Collection entries:
• • • •

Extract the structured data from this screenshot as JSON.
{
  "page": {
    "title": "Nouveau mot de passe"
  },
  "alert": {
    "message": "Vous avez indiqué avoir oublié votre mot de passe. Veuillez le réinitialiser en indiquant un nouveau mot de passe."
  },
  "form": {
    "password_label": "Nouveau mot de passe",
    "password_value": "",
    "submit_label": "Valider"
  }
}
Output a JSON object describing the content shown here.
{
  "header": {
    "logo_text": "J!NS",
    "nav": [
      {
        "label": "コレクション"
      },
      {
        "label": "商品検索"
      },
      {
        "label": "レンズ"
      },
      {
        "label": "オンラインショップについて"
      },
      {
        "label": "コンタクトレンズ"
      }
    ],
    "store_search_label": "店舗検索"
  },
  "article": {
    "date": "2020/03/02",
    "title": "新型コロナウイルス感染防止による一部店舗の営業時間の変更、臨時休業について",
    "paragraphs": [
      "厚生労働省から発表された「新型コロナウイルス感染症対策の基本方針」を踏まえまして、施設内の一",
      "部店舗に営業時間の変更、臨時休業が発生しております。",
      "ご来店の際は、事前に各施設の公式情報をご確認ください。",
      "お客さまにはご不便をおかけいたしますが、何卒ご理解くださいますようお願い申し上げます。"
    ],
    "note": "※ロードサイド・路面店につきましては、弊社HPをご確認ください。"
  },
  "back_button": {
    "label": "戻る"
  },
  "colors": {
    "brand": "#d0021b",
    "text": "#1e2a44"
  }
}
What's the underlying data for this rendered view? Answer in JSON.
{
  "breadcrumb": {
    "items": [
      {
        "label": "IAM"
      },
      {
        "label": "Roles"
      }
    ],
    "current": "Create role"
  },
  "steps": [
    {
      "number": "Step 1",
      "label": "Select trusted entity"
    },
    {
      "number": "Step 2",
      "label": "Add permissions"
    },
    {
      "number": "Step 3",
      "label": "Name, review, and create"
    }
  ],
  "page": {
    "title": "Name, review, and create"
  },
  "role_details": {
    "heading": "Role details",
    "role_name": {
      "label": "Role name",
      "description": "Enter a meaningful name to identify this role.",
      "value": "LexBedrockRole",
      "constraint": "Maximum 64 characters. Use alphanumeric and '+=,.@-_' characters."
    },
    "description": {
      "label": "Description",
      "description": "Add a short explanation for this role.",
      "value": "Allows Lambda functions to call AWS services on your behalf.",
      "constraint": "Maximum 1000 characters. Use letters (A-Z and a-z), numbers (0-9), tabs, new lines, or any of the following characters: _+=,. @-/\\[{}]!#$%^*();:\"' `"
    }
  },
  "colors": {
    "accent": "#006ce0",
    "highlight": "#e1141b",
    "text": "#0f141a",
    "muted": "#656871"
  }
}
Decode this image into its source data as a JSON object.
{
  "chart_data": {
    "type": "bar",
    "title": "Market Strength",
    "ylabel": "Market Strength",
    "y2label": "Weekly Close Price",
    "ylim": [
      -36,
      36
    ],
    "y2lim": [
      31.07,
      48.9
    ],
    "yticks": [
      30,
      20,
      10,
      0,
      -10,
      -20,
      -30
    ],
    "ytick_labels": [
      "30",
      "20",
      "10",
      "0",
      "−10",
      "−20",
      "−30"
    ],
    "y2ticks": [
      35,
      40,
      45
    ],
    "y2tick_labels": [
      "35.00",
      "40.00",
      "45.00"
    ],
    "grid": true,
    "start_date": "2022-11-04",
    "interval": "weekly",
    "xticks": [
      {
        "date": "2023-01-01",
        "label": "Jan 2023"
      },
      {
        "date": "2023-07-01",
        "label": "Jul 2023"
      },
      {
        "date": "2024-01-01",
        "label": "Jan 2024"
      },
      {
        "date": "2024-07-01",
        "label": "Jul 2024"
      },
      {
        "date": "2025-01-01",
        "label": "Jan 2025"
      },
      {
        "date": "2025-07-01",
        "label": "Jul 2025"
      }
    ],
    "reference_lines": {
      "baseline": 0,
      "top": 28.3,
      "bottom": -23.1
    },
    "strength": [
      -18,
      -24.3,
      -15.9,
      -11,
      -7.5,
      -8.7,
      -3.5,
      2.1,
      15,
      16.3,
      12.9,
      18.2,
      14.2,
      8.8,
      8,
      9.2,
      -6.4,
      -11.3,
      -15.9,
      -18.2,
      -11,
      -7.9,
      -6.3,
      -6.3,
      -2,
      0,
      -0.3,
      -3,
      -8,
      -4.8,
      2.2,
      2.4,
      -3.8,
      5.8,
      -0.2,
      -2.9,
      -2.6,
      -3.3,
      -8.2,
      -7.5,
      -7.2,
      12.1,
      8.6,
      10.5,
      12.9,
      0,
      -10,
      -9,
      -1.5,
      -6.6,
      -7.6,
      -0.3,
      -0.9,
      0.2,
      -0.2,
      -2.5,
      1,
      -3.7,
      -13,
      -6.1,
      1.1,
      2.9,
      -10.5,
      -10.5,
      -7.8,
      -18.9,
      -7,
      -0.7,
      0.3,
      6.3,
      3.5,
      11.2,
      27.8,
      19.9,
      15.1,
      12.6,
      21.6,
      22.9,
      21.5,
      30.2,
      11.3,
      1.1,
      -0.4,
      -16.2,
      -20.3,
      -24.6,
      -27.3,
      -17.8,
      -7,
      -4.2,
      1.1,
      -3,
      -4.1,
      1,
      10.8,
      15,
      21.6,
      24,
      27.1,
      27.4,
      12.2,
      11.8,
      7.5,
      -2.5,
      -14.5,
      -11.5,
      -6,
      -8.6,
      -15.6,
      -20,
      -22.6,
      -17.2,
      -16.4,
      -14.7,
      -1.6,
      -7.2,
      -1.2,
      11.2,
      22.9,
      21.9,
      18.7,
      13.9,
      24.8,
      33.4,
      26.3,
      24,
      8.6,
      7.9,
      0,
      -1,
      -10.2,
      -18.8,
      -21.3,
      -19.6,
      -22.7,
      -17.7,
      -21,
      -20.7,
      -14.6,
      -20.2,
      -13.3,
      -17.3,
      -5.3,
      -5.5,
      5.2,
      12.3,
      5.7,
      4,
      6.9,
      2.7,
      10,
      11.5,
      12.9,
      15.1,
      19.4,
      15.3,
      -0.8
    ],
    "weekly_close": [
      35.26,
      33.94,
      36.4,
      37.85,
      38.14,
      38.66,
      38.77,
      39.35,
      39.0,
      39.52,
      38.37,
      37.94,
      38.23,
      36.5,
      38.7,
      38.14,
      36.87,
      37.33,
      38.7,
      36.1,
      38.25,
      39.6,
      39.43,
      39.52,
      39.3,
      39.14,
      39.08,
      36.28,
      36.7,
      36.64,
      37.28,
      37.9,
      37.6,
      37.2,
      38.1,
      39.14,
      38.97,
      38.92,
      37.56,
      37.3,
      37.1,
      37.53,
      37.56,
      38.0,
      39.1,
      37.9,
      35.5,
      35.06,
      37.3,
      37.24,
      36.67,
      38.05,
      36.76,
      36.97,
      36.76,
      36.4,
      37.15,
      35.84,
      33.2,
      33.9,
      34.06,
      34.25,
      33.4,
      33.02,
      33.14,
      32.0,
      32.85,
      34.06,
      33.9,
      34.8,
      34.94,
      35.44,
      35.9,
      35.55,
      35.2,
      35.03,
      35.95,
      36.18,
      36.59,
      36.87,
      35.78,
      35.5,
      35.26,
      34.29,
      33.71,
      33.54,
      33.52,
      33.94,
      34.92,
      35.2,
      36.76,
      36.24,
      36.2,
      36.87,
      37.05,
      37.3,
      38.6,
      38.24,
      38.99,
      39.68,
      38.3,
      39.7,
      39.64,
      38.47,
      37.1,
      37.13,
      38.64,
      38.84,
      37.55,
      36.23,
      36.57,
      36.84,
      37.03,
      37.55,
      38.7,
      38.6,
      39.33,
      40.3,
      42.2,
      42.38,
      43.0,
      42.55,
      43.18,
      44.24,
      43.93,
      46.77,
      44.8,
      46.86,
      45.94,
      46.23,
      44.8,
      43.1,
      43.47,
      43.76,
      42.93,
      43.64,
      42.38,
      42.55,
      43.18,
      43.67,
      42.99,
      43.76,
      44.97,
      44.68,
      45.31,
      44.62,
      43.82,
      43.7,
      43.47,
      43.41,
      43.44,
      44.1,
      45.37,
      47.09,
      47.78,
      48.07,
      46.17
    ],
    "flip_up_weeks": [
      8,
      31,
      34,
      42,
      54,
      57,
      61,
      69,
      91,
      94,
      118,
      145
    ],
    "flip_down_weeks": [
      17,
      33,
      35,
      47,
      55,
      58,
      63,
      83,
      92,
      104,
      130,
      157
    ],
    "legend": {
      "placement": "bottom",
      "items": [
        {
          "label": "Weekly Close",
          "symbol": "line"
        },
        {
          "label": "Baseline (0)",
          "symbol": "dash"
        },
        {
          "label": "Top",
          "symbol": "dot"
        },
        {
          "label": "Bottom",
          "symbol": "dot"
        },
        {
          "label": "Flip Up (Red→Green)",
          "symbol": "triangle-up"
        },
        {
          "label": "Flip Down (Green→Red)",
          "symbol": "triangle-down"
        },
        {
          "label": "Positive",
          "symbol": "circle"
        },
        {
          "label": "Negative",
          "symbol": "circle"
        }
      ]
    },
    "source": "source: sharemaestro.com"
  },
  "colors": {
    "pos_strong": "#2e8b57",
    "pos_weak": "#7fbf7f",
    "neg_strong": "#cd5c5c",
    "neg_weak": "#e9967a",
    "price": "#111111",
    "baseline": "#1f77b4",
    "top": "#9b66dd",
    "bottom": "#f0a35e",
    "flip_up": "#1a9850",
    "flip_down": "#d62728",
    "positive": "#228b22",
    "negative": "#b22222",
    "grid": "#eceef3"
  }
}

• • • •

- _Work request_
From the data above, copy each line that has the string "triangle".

- _Result of the task_
          "symbol": "triangle-up"
          "symbol": "triangle-down"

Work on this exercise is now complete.